EXERCISE DESCRIPTION — Whichever lines include the word "JSON", copy them as they appear in the data.

SUPPLIED ENTRIES —
┌──

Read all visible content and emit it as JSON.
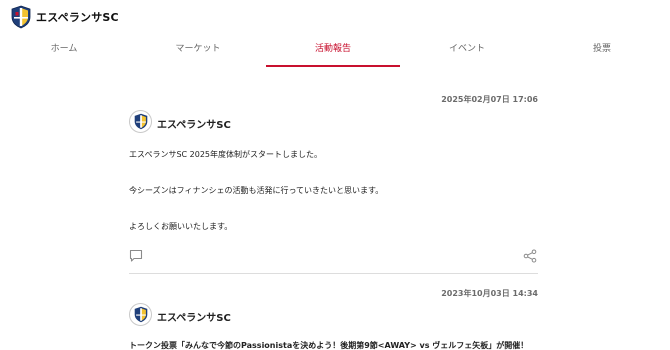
{
  "header": {
    "brand": "エスペランサSC",
    "logo_icon": "club-crest-icon"
  },
  "tabs": [
    {
      "label": "ホーム",
      "active": false
    },
    {
      "label": "マーケット",
      "active": false
    },
    {
      "label": "活動報告",
      "active": true
    },
    {
      "label": "イベント",
      "active": false
    },
    {
      "label": "投票",
      "active": false
    }
  ],
  "accent_color": "#c8102e",
  "posts": [
    {
      "date": "2025年02月07日 17:06",
      "author": "エスペランサSC",
      "lines": [
        "エスペランサSC 2025年度体制がスタートしました。",
        "今シーズンはフィナンシェの活動も活発に行っていきたいと思います。",
        "よろしくお願いいたします。"
      ],
      "comment_icon": "comment-icon",
      "share_icon": "share-icon"
    },
    {
      "date": "2023年10月03日 14:34",
      "author": "エスペランサSC",
      "lines": [
        "トークン投票「みんなで今節のPassionistaを決めよう！後期第9節<AWAY> vs ヴェルフェ矢板」が開催！"
      ]
    }
  ]
}
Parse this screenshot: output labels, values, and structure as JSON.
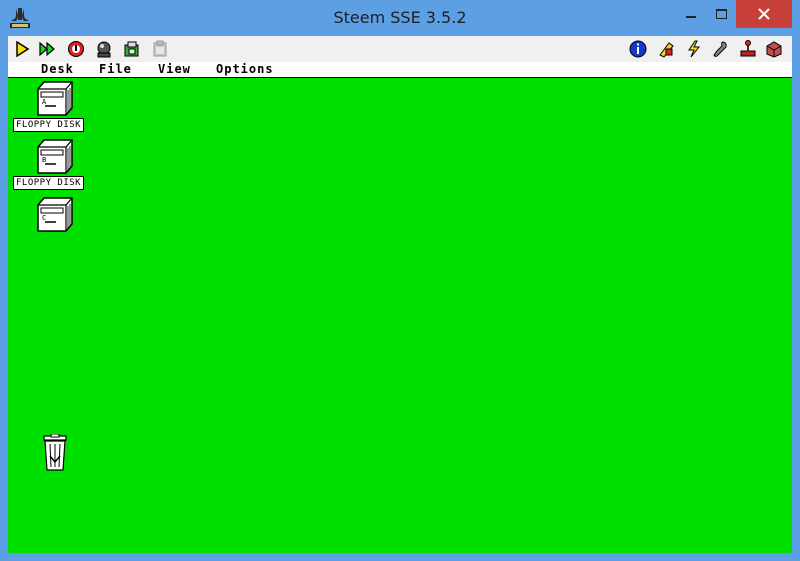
{
  "window": {
    "title": "Steem SSE 3.5.2",
    "controls": [
      "minimize",
      "maximize",
      "close"
    ]
  },
  "toolbar": {
    "left_icons": [
      "play-icon",
      "fast-forward-icon",
      "stop-icon",
      "joystick-reset-icon",
      "snapshot-icon",
      "paste-icon"
    ],
    "right_icons": [
      "info-icon",
      "patches-icon",
      "shortcuts-icon",
      "options-icon",
      "joysticks-icon",
      "disk-manager-icon"
    ]
  },
  "gem_desktop": {
    "background_color": "#00e000",
    "menu": [
      "Desk",
      "File",
      "View",
      "Options"
    ],
    "drives": [
      {
        "letter": "A",
        "label": "FLOPPY DISK"
      },
      {
        "letter": "B",
        "label": "FLOPPY DISK"
      },
      {
        "letter": "C",
        "label": ""
      }
    ],
    "trash": {
      "icon": "trash-icon"
    }
  }
}
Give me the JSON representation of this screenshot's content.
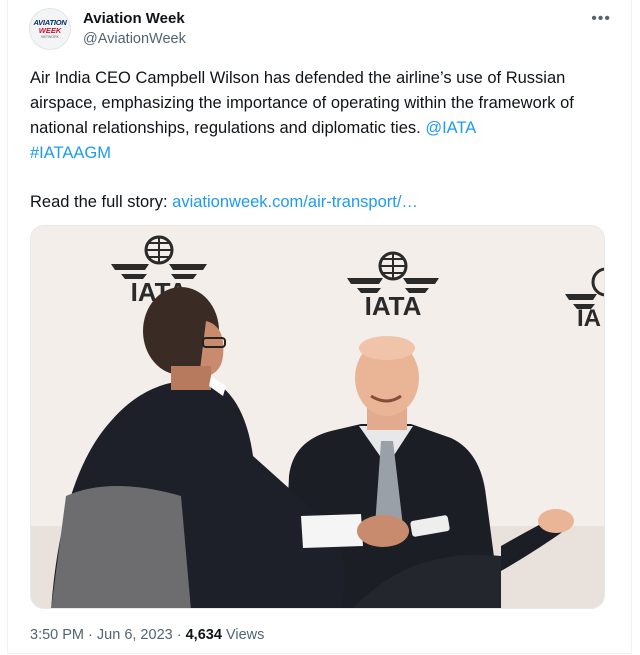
{
  "account": {
    "display_name": "Aviation Week",
    "handle": "@AviationWeek",
    "avatar_line1": "AVIATION",
    "avatar_line2": "WEEK",
    "avatar_line3": "NETWORK"
  },
  "tweet": {
    "text_main": "Air India CEO Campbell Wilson has defended the airline’s use of Russian airspace, emphasizing the importance of operating within the framework of national relationships, regulations and diplomatic ties. ",
    "mention": "@IATA",
    "hashtag": "#IATAAGM",
    "story_prefix": "Read the full story: ",
    "story_link": "aviationweek.com/air-transport/…",
    "time": "3:50 PM",
    "date": "Jun 6, 2023",
    "separator": "·",
    "views_count": "4,634",
    "views_label": "Views"
  },
  "media": {
    "backdrop_logo_text": [
      "IATA",
      "IATA",
      "IA"
    ]
  },
  "colors": {
    "link": "#1d9bf0",
    "secondary_text": "#536471",
    "primary_text": "#0f1419"
  },
  "icons": {
    "more": "more-horizontal-icon"
  }
}
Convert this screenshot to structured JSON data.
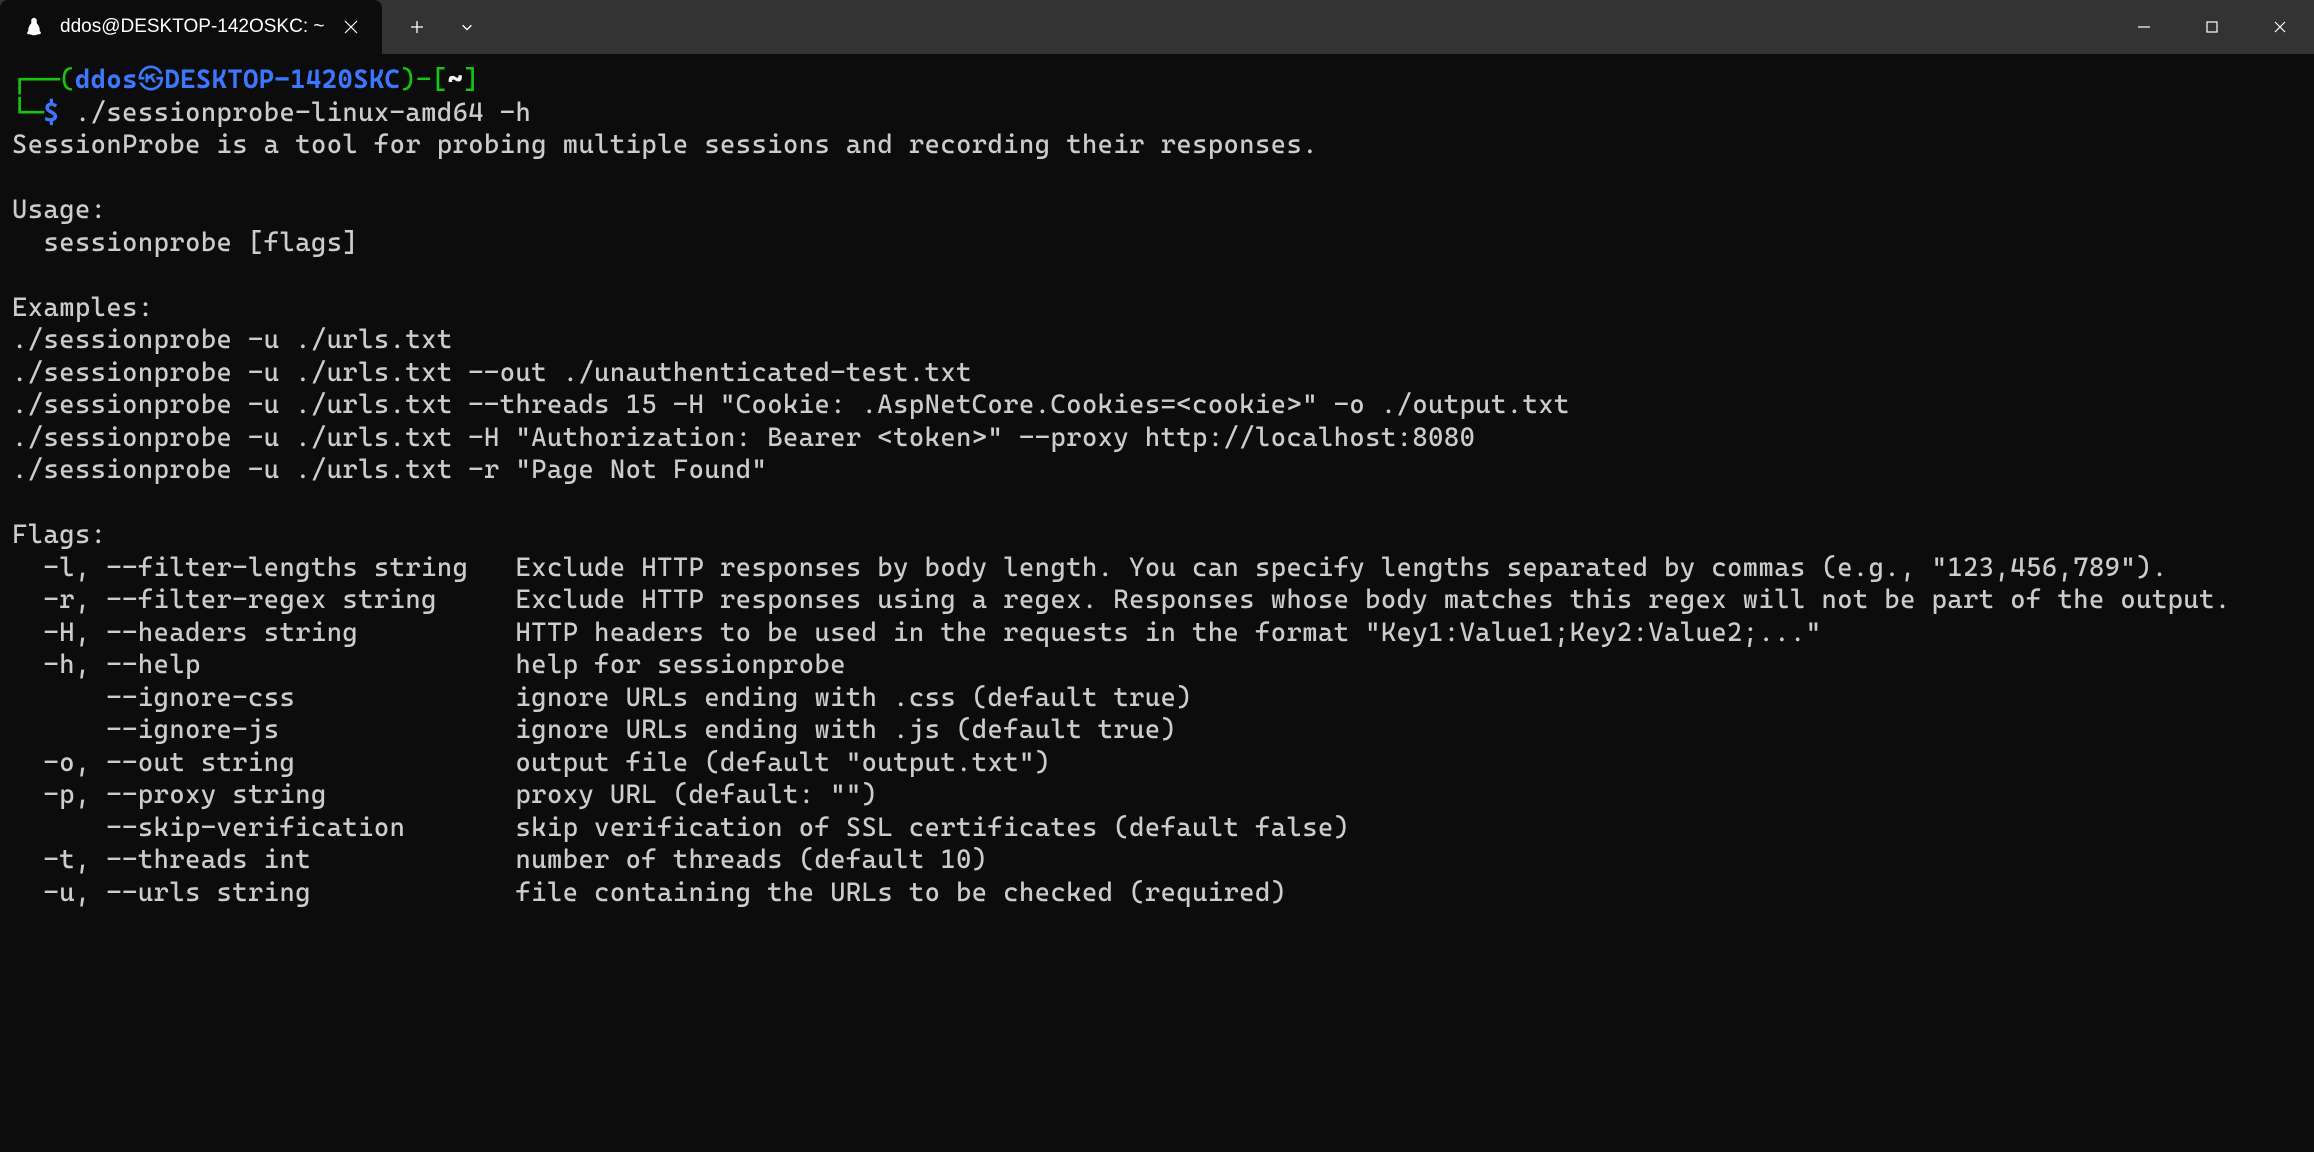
{
  "titlebar": {
    "tab_title": "ddos@DESKTOP-142OSKC: ~"
  },
  "prompt": {
    "user": "ddos",
    "host": "DESKTOP-1420SKC",
    "path": "~",
    "symbol": "$",
    "open1": "┌──(",
    "at_sep": "㉿",
    "mid": ")-[",
    "close1": "]",
    "open2": "└─"
  },
  "command": "./sessionprobe-linux-amd64 -h",
  "output": {
    "description": "SessionProbe is a tool for probing multiple sessions and recording their responses.",
    "usage_header": "Usage:",
    "usage_line": "  sessionprobe [flags]",
    "examples_header": "Examples:",
    "examples": [
      "./sessionprobe -u ./urls.txt",
      "./sessionprobe -u ./urls.txt --out ./unauthenticated-test.txt",
      "./sessionprobe -u ./urls.txt --threads 15 -H \"Cookie: .AspNetCore.Cookies=<cookie>\" -o ./output.txt",
      "./sessionprobe -u ./urls.txt -H \"Authorization: Bearer <token>\" --proxy http://localhost:8080",
      "./sessionprobe -u ./urls.txt -r \"Page Not Found\""
    ],
    "flags_header": "Flags:",
    "flags": [
      "  -l, --filter-lengths string   Exclude HTTP responses by body length. You can specify lengths separated by commas (e.g., \"123,456,789\").",
      "  -r, --filter-regex string     Exclude HTTP responses using a regex. Responses whose body matches this regex will not be part of the output.",
      "  -H, --headers string          HTTP headers to be used in the requests in the format \"Key1:Value1;Key2:Value2;...\"",
      "  -h, --help                    help for sessionprobe",
      "      --ignore-css              ignore URLs ending with .css (default true)",
      "      --ignore-js               ignore URLs ending with .js (default true)",
      "  -o, --out string              output file (default \"output.txt\")",
      "  -p, --proxy string            proxy URL (default: \"\")",
      "      --skip-verification       skip verification of SSL certificates (default false)",
      "  -t, --threads int             number of threads (default 10)",
      "  -u, --urls string             file containing the URLs to be checked (required)"
    ]
  }
}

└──

TASK RESPONSE —
Read all visible content and emit it as JSON.
Parse this screenshot: output labels, values, and structure as JSON.
Give me the JSON representation of this screenshot's content.
Convert this screenshot to structured JSON data.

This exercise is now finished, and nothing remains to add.